      If you can think of a way to send notes to UberNote, it can handle it. You can clip material while browsing, email, IM, text message or even visit the UberNote sites to add notes to the information you have saved. You can organize your notes, tag them and even add checkboxes if you want to turn a note into some sort of task list. You can drag and drop information between notes in order to manage them.
    7. iLeonardo
      iLeonardo treats research as a social concern. You can create a notebook on iLeonardo on a particular topic, collecting information online. You can also access other people’s notebooks. It may not necessarily take the place of Google Notebook — I’m pretty sure my notes on some subjects are cryptic — but it’s a pretty cool tool.
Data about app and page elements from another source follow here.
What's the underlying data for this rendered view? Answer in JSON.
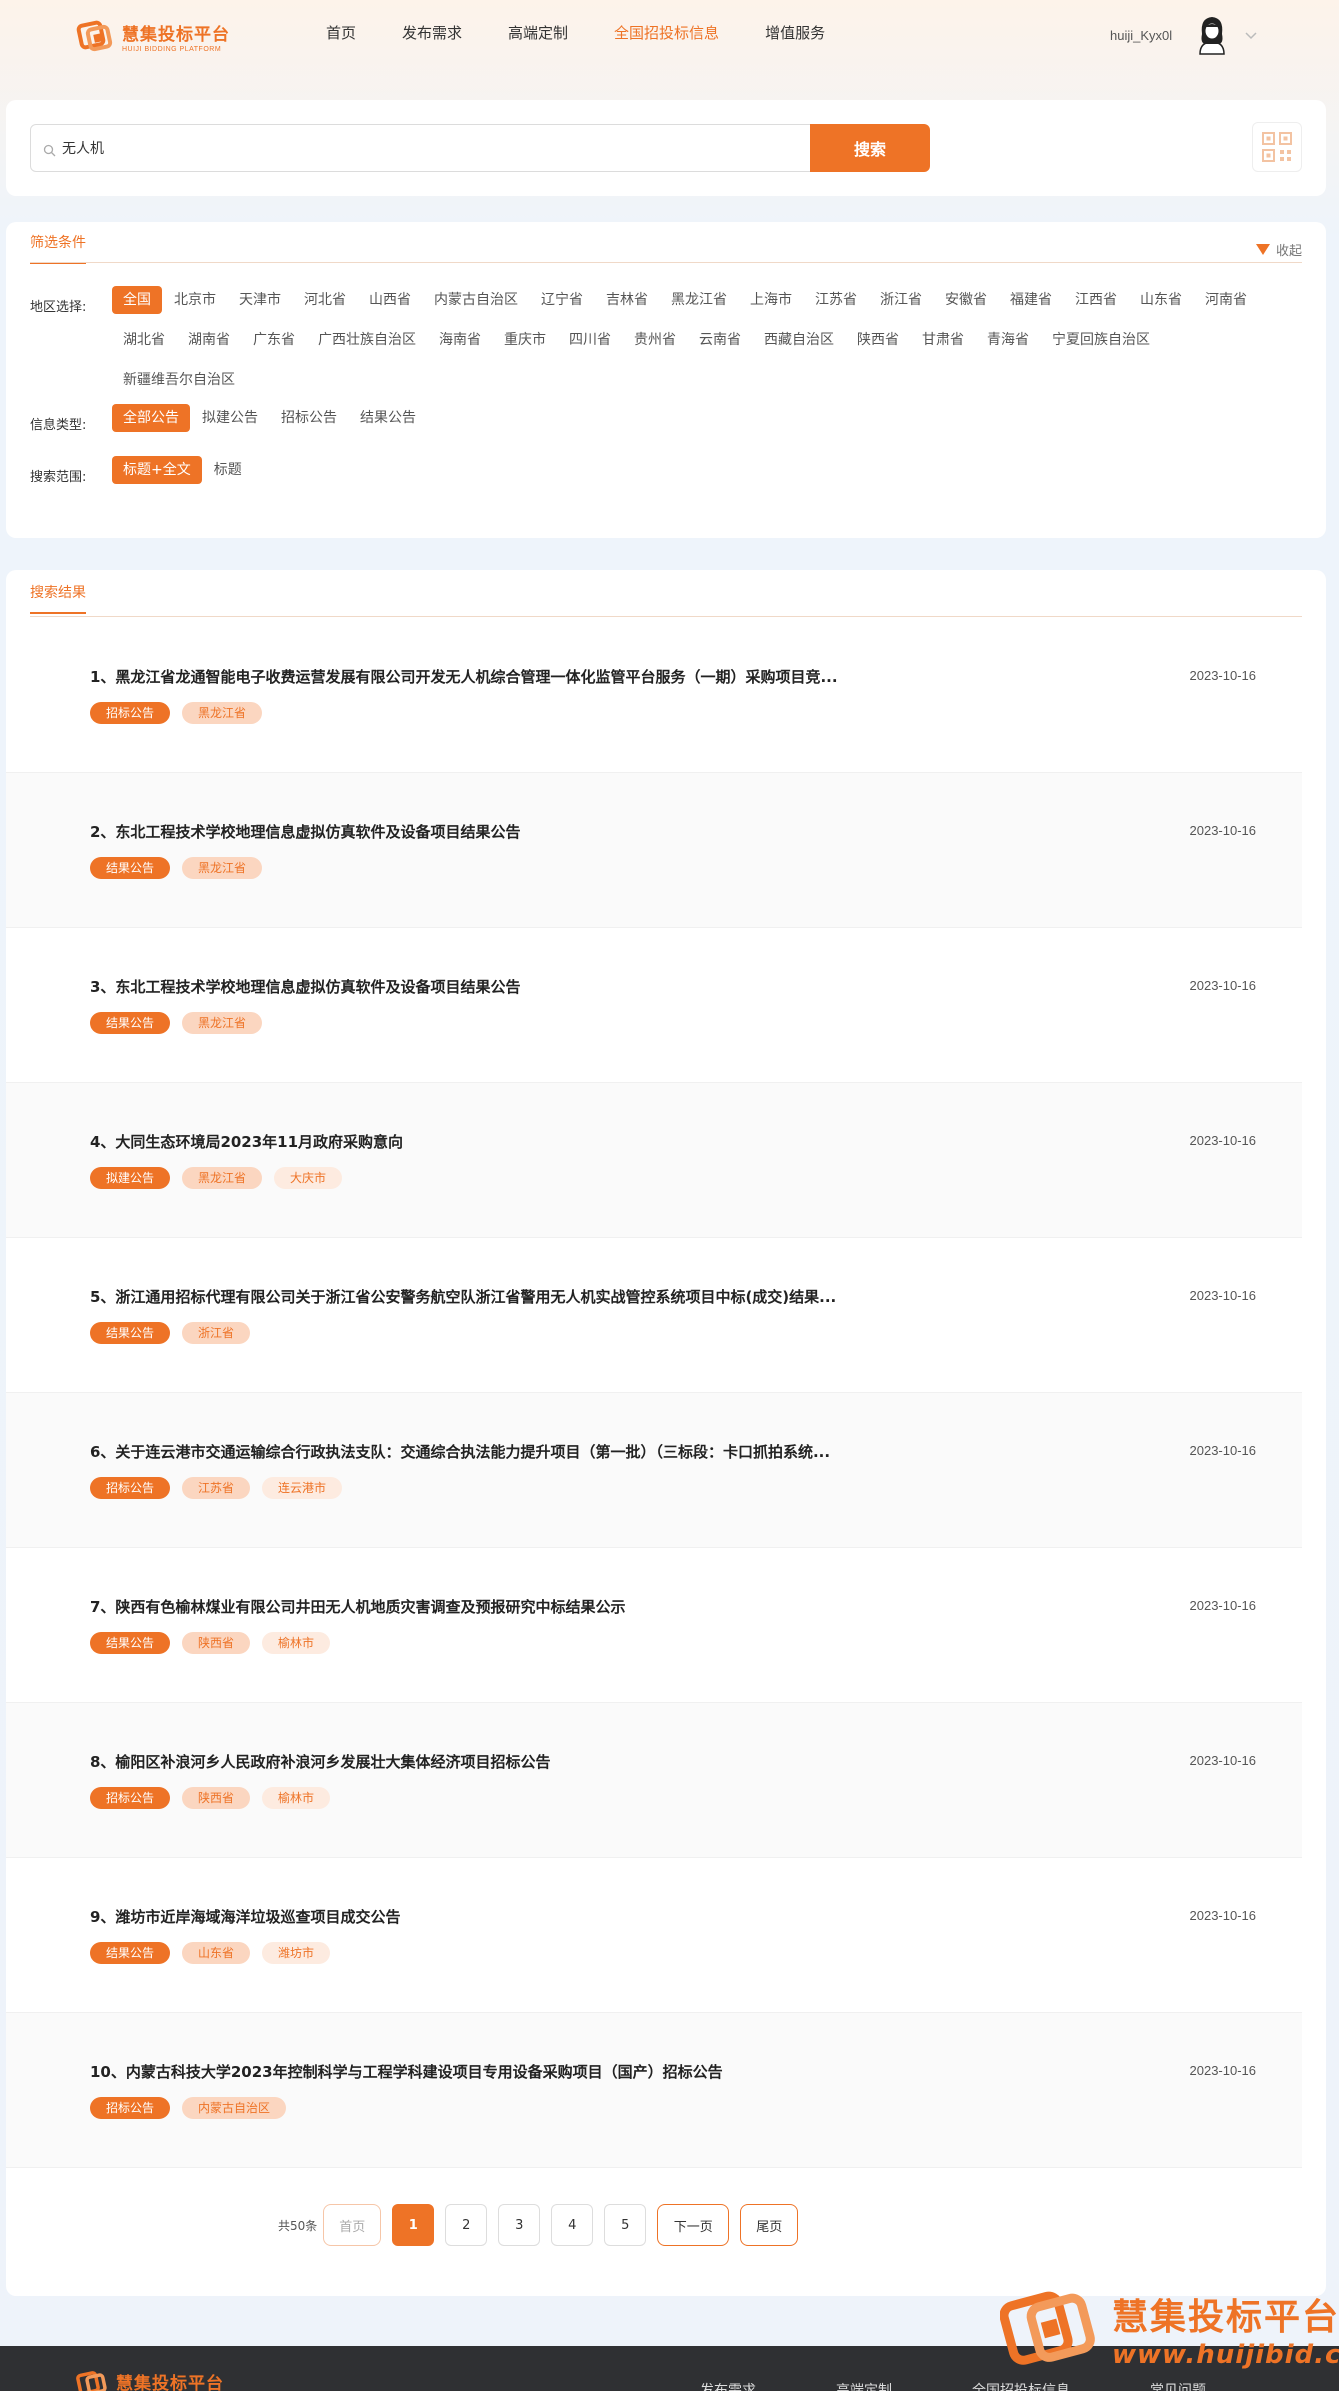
{
  "header": {
    "logo_title": "慧集投标平台",
    "logo_sub": "HUIJI BIDDING PLATFORM",
    "nav": [
      {
        "label": "首页",
        "active": false
      },
      {
        "label": "发布需求",
        "active": false
      },
      {
        "label": "高端定制",
        "active": false
      },
      {
        "label": "全国招投标信息",
        "active": true
      },
      {
        "label": "增值服务",
        "active": false
      }
    ],
    "user_name": "huiji_Kyx0l"
  },
  "search": {
    "value": "无人机",
    "button_label": "搜索"
  },
  "filter": {
    "tab_label": "筛选条件",
    "collapse_label": "收起",
    "region_label": "地区选择:",
    "regions": [
      "全国",
      "北京市",
      "天津市",
      "河北省",
      "山西省",
      "内蒙古自治区",
      "辽宁省",
      "吉林省",
      "黑龙江省",
      "上海市",
      "江苏省",
      "浙江省",
      "安徽省",
      "福建省",
      "江西省",
      "山东省",
      "河南省",
      "湖北省",
      "湖南省",
      "广东省",
      "广西壮族自治区",
      "海南省",
      "重庆市",
      "四川省",
      "贵州省",
      "云南省",
      "西藏自治区",
      "陕西省",
      "甘肃省",
      "青海省",
      "宁夏回族自治区",
      "新疆维吾尔自治区"
    ],
    "type_label": "信息类型:",
    "types": [
      "全部公告",
      "拟建公告",
      "招标公告",
      "结果公告"
    ],
    "scope_label": "搜索范围:",
    "scopes": [
      "标题+全文",
      "标题"
    ]
  },
  "results": {
    "tab_label": "搜索结果",
    "items": [
      {
        "title": "1、黑龙江省龙通智能电子收费运营发展有限公司开发无人机综合管理一体化监管平台服务（一期）采购项目竞...",
        "date": "2023-10-16",
        "type": "招标公告",
        "province": "黑龙江省",
        "city": ""
      },
      {
        "title": "2、东北工程技术学校地理信息虚拟仿真软件及设备项目结果公告",
        "date": "2023-10-16",
        "type": "结果公告",
        "province": "黑龙江省",
        "city": ""
      },
      {
        "title": "3、东北工程技术学校地理信息虚拟仿真软件及设备项目结果公告",
        "date": "2023-10-16",
        "type": "结果公告",
        "province": "黑龙江省",
        "city": ""
      },
      {
        "title": "4、大同生态环境局2023年11月政府采购意向",
        "date": "2023-10-16",
        "type": "拟建公告",
        "province": "黑龙江省",
        "city": "大庆市"
      },
      {
        "title": "5、浙江通用招标代理有限公司关于浙江省公安警务航空队浙江省警用无人机实战管控系统项目中标(成交)结果...",
        "date": "2023-10-16",
        "type": "结果公告",
        "province": "浙江省",
        "city": ""
      },
      {
        "title": "6、关于连云港市交通运输综合行政执法支队：交通综合执法能力提升项目（第一批）（三标段：卡口抓拍系统...",
        "date": "2023-10-16",
        "type": "招标公告",
        "province": "江苏省",
        "city": "连云港市"
      },
      {
        "title": "7、陕西有色榆林煤业有限公司井田无人机地质灾害调查及预报研究中标结果公示",
        "date": "2023-10-16",
        "type": "结果公告",
        "province": "陕西省",
        "city": "榆林市"
      },
      {
        "title": "8、榆阳区补浪河乡人民政府补浪河乡发展壮大集体经济项目招标公告",
        "date": "2023-10-16",
        "type": "招标公告",
        "province": "陕西省",
        "city": "榆林市"
      },
      {
        "title": "9、潍坊市近岸海域海洋垃圾巡查项目成交公告",
        "date": "2023-10-16",
        "type": "结果公告",
        "province": "山东省",
        "city": "潍坊市"
      },
      {
        "title": "10、内蒙古科技大学2023年控制科学与工程学科建设项目专用设备采购项目（国产）招标公告",
        "date": "2023-10-16",
        "type": "招标公告",
        "province": "内蒙古自治区",
        "city": ""
      }
    ]
  },
  "pager": {
    "total": "共50条",
    "first": "首页",
    "pages": [
      "1",
      "2",
      "3",
      "4",
      "5"
    ],
    "current": "1",
    "next": "下一页",
    "last": "尾页"
  },
  "watermark": {
    "title": "慧集投标平台",
    "url": "www.huijibid.cn"
  },
  "footer": {
    "logo_title": "慧集投标平台",
    "links": [
      "发布需求",
      "高端定制",
      "全国招投标信息",
      "常见问题"
    ]
  },
  "colors": {
    "accent": "#ee7326",
    "tag_province_bg": "#fbd6c0",
    "tag_city_bg": "#fdebe0",
    "footer_bg": "#2f3033"
  }
}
You can keep notebooks private if you like the interface but don’t want to share a particular project. iLeonardo does allow you to follow fellow notetakers and receive the information they find on a particular topic.
    8. Zotero
      Another Firefox extension, Zotero started life as a citation management tool targeted towards academic researchers. However, it offers notetaking tools, as well as a way to save files to your notebook. If you do a lot of writing in Microsoft Word or Open Office, Zotero might be the tool for you — it’s integrated with both word processing software to allow you to easily move your notes over, as well as several blogging options. Zotero’s interface is also available in more than 30 languages.

    I’ve been relying on Google Notebook as a catch-all for blog post ideas — being able to just highlight information and save it is a great tool for a blogger.

    Advertising

    In replacing it, though, I’m starting to lean towards Evernote. I’ve found it handles pretty much everything I want, especially with the voice recording feature. I’m planning to keep trying things out for a while yet — I’m sticking with Google Notebook until the Firefox extension quits working — and if you have any recommendations that I missed when I put together this list, I’d love to hear them — just leave a comment!

    Advertising

    Advertising

    Read Next